Signals from Space

Inspired by SETI and METI

For centuries Earthlings have gazed at the stars and wondered what lies there and beyond. At Signals from Space, we’re passionate about the possibility of life beyond Earth. It’s why we have made it our mission to catalogue all promising signals ever received from space in one place right here on ‘Signals from Space’.

April 2019



BLC1 (Breakthrough Listen Candidate 1) was a candidate SETI radio signal detected and observed during April and May 2019, and first reported on 18 December 2020, spatially coincident with the direction of the Solar system’s closest star, Proxima Centauri. The signal had a frequency of 982.002 MHz.

Image credit: S. West

March 2003
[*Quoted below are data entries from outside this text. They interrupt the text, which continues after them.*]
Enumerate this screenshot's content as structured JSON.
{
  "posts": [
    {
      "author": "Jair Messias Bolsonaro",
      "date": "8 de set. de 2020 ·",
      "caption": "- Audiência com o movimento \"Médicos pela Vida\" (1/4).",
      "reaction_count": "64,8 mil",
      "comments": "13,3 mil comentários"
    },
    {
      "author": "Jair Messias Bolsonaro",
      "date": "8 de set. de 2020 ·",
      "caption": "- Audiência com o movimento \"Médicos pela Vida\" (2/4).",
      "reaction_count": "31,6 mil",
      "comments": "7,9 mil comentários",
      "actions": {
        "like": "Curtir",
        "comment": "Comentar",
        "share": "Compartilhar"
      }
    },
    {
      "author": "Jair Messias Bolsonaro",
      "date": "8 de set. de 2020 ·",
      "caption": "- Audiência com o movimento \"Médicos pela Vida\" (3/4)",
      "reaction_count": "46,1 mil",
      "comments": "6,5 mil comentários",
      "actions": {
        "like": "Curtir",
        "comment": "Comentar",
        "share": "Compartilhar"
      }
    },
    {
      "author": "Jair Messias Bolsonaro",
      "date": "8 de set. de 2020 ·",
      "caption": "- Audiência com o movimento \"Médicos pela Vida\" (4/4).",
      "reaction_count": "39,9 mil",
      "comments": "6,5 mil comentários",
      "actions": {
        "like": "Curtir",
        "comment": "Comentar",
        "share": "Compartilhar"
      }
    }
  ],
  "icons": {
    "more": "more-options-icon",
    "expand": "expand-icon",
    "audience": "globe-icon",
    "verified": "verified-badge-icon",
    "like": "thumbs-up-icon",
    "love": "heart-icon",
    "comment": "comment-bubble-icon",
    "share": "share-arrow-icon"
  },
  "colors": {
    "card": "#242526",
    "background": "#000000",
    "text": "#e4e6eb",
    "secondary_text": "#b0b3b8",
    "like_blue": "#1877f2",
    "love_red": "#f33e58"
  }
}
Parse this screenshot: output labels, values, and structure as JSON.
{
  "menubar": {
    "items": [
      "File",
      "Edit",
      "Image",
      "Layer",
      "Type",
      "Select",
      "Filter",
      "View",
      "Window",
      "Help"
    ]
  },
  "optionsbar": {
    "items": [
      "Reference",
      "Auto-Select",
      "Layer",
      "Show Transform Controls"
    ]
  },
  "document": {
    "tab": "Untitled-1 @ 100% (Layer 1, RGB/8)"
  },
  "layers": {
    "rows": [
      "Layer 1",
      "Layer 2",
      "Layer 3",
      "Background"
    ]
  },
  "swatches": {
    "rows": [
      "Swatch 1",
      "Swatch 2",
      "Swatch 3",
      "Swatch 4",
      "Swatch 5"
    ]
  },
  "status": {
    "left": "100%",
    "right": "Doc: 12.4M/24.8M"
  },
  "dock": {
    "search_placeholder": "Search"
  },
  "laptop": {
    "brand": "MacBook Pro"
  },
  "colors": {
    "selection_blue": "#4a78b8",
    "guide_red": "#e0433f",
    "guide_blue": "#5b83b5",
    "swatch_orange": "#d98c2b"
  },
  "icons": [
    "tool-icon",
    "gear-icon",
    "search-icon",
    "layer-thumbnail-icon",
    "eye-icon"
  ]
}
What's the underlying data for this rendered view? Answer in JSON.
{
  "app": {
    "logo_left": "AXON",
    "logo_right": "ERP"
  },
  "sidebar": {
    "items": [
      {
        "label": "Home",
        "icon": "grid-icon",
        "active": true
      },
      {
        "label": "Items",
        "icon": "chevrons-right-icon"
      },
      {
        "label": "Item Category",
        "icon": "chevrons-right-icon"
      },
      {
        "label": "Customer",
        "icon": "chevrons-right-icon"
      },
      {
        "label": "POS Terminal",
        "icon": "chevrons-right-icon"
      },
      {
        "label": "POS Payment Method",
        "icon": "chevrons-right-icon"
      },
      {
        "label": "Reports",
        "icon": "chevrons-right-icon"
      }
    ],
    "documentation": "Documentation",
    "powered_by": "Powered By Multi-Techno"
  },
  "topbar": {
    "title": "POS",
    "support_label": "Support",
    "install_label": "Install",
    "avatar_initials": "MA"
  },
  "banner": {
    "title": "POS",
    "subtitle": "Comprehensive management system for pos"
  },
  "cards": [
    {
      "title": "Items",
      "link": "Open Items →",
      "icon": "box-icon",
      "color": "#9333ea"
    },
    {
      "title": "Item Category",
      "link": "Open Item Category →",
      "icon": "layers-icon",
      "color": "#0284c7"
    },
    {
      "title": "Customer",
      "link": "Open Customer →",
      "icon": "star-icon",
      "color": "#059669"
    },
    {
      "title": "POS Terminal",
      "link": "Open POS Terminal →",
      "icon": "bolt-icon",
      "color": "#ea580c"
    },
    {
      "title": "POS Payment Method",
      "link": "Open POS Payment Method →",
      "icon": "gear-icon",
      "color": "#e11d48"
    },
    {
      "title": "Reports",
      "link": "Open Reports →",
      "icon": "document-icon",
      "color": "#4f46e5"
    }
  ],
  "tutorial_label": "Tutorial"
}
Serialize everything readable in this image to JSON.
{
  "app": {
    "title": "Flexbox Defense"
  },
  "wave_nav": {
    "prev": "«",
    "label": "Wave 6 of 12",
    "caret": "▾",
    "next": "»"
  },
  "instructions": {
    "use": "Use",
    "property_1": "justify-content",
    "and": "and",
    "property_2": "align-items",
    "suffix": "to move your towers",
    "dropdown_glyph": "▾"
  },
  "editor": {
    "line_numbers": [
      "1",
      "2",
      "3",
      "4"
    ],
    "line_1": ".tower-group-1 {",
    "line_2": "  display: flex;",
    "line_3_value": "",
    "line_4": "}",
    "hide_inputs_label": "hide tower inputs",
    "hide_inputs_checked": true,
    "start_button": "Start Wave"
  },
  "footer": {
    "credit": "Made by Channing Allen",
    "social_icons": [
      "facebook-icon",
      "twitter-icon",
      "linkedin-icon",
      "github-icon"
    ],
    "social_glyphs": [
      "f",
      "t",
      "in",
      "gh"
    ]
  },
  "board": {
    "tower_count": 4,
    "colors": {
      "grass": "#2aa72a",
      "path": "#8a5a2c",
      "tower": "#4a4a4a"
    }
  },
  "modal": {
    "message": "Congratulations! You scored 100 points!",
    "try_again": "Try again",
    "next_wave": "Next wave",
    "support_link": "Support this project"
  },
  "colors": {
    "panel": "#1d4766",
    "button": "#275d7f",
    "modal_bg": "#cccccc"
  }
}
SHGb02+14a is an astronomical radio source and a candidate in the Search for Extra-Terrestrial Intelligence (SETI), discovered in March 2003. The source was observed three times (for a total of about one minute) at a frequency of about 1420 MHz, one of the frequencies in the waterhole region, which is theorized to be a good candidate for frequencies used by extraterrestrial intelligence to broadcast contact signals. The source is located between the constellations Pisces and Aries, a direction in which no stars are observed within 1000 light years from Earth. It is also a very weak signal. The frequency of the signal has a rapid drift, changing by between 8 and 37 hertz per second. If the cause is Doppler shift, it would indicate emission from a planet rotating nearly 40 times faster on its axis than the Earth. Each time the signal was detected, it was again at about 1420 MHz, the original frequency before any drift. There are a number of potential explanations for this signal. SETI@home has denied media reports of a likely extraterrestrial intelligence signal.

August 15, 1977


Wow! signal

The Wow! signal was a strong narrowband radio signal detected on August 15, 1977, by the Ohio State University’s Big Ear radio telescope. The signal appeared to come from the direction of the constellation Sagittarius and bore the expected hallmarks of extraterrestrial origin.

Signals from Space Logo

Send us a signal

If you’d like to report a signal or want to publish a story on Signals from Space, please write to us at:

Want a cool email address?

Get You@Space.Email